■ GOAL OF THE EXERCISE
Within the listing that follows, how many lines contain the word "Film"? Only the number is wanted.

■ DATA FOR REVIEW

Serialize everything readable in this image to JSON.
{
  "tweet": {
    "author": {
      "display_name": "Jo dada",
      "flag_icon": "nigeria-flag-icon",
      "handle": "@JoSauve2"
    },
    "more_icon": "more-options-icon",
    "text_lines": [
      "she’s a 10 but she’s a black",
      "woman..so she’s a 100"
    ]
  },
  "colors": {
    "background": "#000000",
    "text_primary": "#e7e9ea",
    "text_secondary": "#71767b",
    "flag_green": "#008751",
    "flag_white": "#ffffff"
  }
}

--

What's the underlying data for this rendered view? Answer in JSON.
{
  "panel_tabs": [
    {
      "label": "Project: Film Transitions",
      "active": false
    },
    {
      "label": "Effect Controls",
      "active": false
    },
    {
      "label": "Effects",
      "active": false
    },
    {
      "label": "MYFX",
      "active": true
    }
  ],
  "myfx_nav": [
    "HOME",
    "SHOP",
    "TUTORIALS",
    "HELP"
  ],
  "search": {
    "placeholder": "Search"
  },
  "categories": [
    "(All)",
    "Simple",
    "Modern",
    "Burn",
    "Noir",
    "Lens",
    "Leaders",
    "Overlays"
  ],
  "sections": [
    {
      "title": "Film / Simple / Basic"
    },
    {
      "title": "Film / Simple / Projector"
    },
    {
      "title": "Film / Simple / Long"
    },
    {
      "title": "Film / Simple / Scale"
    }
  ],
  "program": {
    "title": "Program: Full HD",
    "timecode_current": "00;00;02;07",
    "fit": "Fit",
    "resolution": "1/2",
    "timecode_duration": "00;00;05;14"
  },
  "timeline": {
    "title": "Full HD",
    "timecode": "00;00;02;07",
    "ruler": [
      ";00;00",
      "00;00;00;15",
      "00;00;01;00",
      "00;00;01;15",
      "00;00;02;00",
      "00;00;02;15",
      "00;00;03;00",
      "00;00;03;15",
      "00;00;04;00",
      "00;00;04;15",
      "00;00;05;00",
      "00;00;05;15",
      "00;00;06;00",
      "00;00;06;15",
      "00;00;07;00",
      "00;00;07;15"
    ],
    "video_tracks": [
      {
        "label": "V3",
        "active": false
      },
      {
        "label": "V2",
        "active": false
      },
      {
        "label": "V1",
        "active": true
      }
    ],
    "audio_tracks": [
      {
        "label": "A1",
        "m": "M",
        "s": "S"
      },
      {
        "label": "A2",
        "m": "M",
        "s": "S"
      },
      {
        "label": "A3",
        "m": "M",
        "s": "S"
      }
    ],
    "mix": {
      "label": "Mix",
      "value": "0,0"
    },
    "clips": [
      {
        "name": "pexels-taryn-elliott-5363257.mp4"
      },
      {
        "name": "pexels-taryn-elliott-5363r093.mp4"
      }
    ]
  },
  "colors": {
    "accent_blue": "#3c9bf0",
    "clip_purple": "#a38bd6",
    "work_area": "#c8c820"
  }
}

■ FINISHED EXERCISE
5